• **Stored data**
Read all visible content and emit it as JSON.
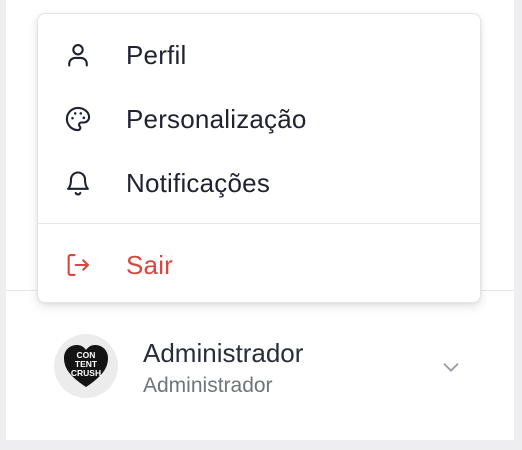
{
  "menu": {
    "items": [
      {
        "label": "Perfil",
        "icon": "user-icon"
      },
      {
        "label": "Personalização",
        "icon": "palette-icon"
      },
      {
        "label": "Notificações",
        "icon": "bell-icon"
      }
    ],
    "logout": {
      "label": "Sair",
      "icon": "logout-icon",
      "color": "#d9463e"
    }
  },
  "user": {
    "name": "Administrador",
    "role": "Administrador",
    "avatar_text": [
      "CON",
      "TENT",
      "CRUSH"
    ]
  },
  "colors": {
    "text": "#1f2230",
    "danger": "#d9463e",
    "muted": "#707380"
  }
}
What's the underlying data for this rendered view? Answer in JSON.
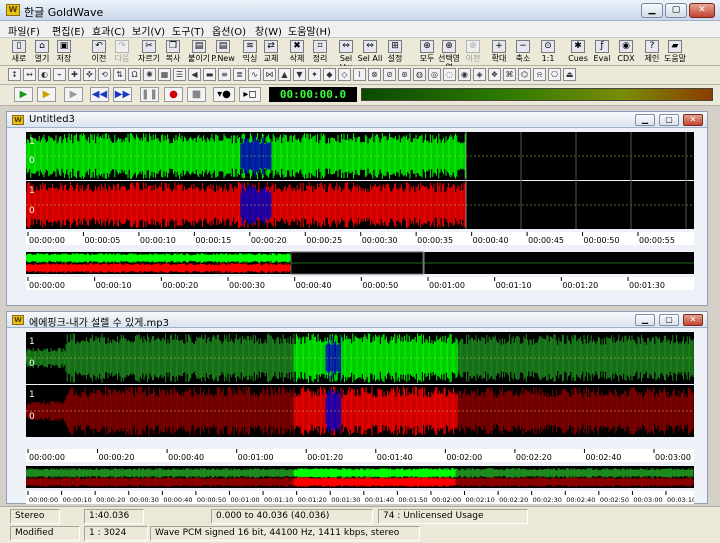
{
  "window": {
    "title": "한글 GoldWave",
    "app_icon": "goldwave-icon"
  },
  "menu": [
    "파일(F)",
    "편집(E)",
    "효과(C)",
    "보기(V)",
    "도구(T)",
    "옵션(O)",
    "창(W)",
    "도움말(H)"
  ],
  "toolbar_main": [
    {
      "label": "새로",
      "icon": "new-icon",
      "enabled": true
    },
    {
      "label": "열기",
      "icon": "open-icon",
      "enabled": true
    },
    {
      "label": "저장",
      "icon": "save-icon",
      "enabled": true
    },
    {
      "label": "이전",
      "icon": "undo-icon",
      "enabled": true
    },
    {
      "label": "다음",
      "icon": "redo-icon",
      "enabled": false
    },
    {
      "label": "자르기",
      "icon": "cut-icon",
      "enabled": true
    },
    {
      "label": "복사",
      "icon": "copy-icon",
      "enabled": true
    },
    {
      "label": "붙이기",
      "icon": "paste-icon",
      "enabled": true
    },
    {
      "label": "P.New",
      "icon": "paste-new-icon",
      "enabled": true
    },
    {
      "label": "믹싱",
      "icon": "mix-icon",
      "enabled": true
    },
    {
      "label": "교체",
      "icon": "replace-icon",
      "enabled": true
    },
    {
      "label": "삭제",
      "icon": "delete-icon",
      "enabled": true
    },
    {
      "label": "정리",
      "icon": "trim-icon",
      "enabled": true
    },
    {
      "label": "Sel Vw",
      "icon": "select-view-icon",
      "enabled": true
    },
    {
      "label": "Sel All",
      "icon": "select-all-icon",
      "enabled": true
    },
    {
      "label": "설정",
      "icon": "set-icon",
      "enabled": true
    },
    {
      "label": "모두",
      "icon": "zoom-all-icon",
      "enabled": true
    },
    {
      "label": "선택영역",
      "icon": "zoom-selection-icon",
      "enabled": true
    },
    {
      "label": "이전",
      "icon": "zoom-previous-icon",
      "enabled": false
    },
    {
      "label": "확대",
      "icon": "zoom-in-icon",
      "enabled": true
    },
    {
      "label": "축소",
      "icon": "zoom-out-icon",
      "enabled": true
    },
    {
      "label": "1:1",
      "icon": "zoom-1to1-icon",
      "enabled": true
    },
    {
      "label": "Cues",
      "icon": "cues-icon",
      "enabled": true
    },
    {
      "label": "Eval",
      "icon": "eval-icon",
      "enabled": true
    },
    {
      "label": "CDX",
      "icon": "cd-extract-icon",
      "enabled": true
    },
    {
      "label": "제인",
      "icon": "help-icon",
      "enabled": true
    },
    {
      "label": "도움말",
      "icon": "book-icon",
      "enabled": true
    }
  ],
  "playback": {
    "time": "00:00:00.0"
  },
  "doc1": {
    "title": "Untitled3",
    "ruler": [
      "00:00:00",
      "00:00:05",
      "00:00:10",
      "00:00:15",
      "00:00:20",
      "00:00:25",
      "00:00:30",
      "00:00:35",
      "00:00:40",
      "00:00:45",
      "00:00:50",
      "00:00:55"
    ],
    "overview_ruler": [
      "00:00:00",
      "00:00:10",
      "00:00:20",
      "00:00:30",
      "00:00:40",
      "00:00:50",
      "00:01:00",
      "00:01:10",
      "00:01:20",
      "00:01:30"
    ],
    "channel_marks": [
      "1",
      "0",
      "1",
      "0"
    ]
  },
  "doc2": {
    "title": "에에핑크-내가 설렐 수 있게.mp3",
    "ruler": [
      "00:00:00",
      "00:00:20",
      "00:00:40",
      "00:01:00",
      "00:01:20",
      "00:01:40",
      "00:02:00",
      "00:02:20",
      "00:02:40",
      "00:03:00"
    ],
    "overview_ruler": [
      "00:00:00",
      "00:00:10",
      "00:00:20",
      "00:00:30",
      "00:00:40",
      "00:00:50",
      "00:01:00",
      "00:01:10",
      "00:01:20",
      "00:01:30",
      "00:01:40",
      "00:01:50",
      "00:02:00",
      "00:02:10",
      "00:02:20",
      "00:02:30",
      "00:02:40",
      "00:02:50",
      "00:03:00",
      "00:03:10"
    ],
    "channel_marks": [
      "1",
      "0",
      "1",
      "0"
    ]
  },
  "status": {
    "row1": {
      "channels": "Stereo",
      "length": "1:40.036",
      "selection": "0.000 to 40.036 (40.036)",
      "note": "74 : Unlicensed Usage"
    },
    "row2": {
      "state": "Modified",
      "zoom": "1 : 3024",
      "format": "Wave PCM signed 16 bit, 44100 Hz, 1411 kbps, stereo"
    }
  },
  "colors": {
    "left_channel": "#00ff00",
    "right_channel": "#ff0000",
    "selected_overlap": "#0000c0",
    "dim_left": "#1e8a1e",
    "dim_right": "#8a0000"
  }
}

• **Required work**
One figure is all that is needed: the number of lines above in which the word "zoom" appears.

• **Completed exercise**
7